Home   Business   Article

Businesses advised ‘don’t change lockdown measures until there is clarity’




The government replaced the ‘Stay Home’ message with this new set of remarks on May 10
The government replaced the ‘Stay Home’ message with this new set of remarks on May 10

The advice to Cambridge’s business community today is to continue implementing a work-from-home policy unless already undertaking essential work.

The clarification follows the extraordinary television broadcast to the nation by the prime minister last night, which has set in motion a nationwide discussion on the new government guidelines.

“Having heard the prime minister last night, and already this morning had many questions, my strong and unequivocal advice to all businesses is not to change your plans today,” said John Bridge, chief executive of Cambridgeshire Chambers of Commerce. “We have not been given sufficient information on how to get our employees safely back to work, nor how to keep them safe while they are there. We hope that the statement in Parliament and the promised guidance documents will enable business to prepare.

“At the moment, it would be foolish for any business leader to encourage staff not already undertaking essential work to do anything but to continue to work from home if they can do so.

“I certainly share the prime minister’s ambition to see more people return safely to work over the coming weeks. I know that companies will do everything they can to protect their employees and customers, maintain social distancing and operate successfully as more sections of the economy are permitted to re-open.

“We will need to see detailed plans for the phased easing of restrictions supported by clear guidance. It is imperative that companies have detailed advice on what will need to change in the workplace, including clarity on the use of personal protection equipment - PPE.

“As businesses we will also need to know that government support schemes, which have helped save millions of jobs in recent weeks, will continue for as long as they are needed so that we can plan ahead with confidence.

“The timing of further easing of restrictions must be guided by the public health evidence, but businesses need their practical questions answered so they can plan to restart, rebuild and renew.”

The sudden announcement of new lockdown guidelines, which replace the original regulations established on March 23, has done little to clarify the route map of how we get to restoring functionality in education, workplaces, shops and public spaces. Cambridge researchers have noted that a combination of improved testing, contact tracing and clarity on the use of face masks and other protocols (eg PPE availability) is essential before any sort of lockdown easing could be considered.

“Boris Johnson’s confusing statement is causing employees and employers a lot of anxiety and concern,” Cambridge MP Daniel Zeichner said today (May 11). “My email box is already filling up with people who are confused about what to do and scared they will be forced back to work without proper protections.

“We all want to see a return to work so we can start rebuilding the economy but it needs to be safe. Workers have to know they won’t put themselves or their families at unnecessary risk.

“Ordering a return to work with 12 hours notice and no official guidance on how workers can keep safe is irresponsible and wrong.

“To get the economy moving safely, we must proceed in an orderly way, working with businesses and trade unions to put in place the measures necessary to protect workers.”

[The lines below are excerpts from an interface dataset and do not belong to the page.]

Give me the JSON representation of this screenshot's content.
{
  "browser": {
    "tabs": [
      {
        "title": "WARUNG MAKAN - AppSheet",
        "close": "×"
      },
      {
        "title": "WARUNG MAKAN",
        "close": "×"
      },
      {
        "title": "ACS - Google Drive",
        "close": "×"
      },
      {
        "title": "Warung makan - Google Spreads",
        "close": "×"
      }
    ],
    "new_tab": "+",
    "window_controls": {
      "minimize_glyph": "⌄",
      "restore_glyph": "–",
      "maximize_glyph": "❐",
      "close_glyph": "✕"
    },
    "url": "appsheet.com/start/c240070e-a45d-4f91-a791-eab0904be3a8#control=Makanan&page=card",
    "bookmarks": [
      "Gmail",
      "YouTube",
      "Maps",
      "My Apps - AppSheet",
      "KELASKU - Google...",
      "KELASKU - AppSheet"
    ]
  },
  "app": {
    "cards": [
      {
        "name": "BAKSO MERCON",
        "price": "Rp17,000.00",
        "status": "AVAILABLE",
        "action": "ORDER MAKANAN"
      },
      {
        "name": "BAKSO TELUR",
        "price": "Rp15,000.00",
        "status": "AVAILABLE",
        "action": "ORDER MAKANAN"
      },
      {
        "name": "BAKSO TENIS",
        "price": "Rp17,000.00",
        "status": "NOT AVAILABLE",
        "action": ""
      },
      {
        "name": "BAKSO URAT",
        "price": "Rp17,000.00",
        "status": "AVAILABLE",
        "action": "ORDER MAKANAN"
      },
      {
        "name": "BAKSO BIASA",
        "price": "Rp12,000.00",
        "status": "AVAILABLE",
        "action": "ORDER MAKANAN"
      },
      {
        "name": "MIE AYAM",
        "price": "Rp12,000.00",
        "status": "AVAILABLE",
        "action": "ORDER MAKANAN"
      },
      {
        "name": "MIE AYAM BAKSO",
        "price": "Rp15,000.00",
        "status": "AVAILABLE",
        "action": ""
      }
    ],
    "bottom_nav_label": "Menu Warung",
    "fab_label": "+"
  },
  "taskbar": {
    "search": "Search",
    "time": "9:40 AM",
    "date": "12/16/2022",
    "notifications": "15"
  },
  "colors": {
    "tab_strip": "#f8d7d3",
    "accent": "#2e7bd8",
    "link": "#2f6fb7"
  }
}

The big four trades unions – Unison, Unite, the GMB and Usdaw – together with the Trades Union Congress, have stated jointly that they will not agree to a return to work for their three million members until health and safety protocols are implemented in each workplace, with sanctions for those who attempt to lure their staff back to work in unsafe environments.



More by this author



This site uses cookies. By continuing to browse the site you are agreeing to our use of cookies - Learn More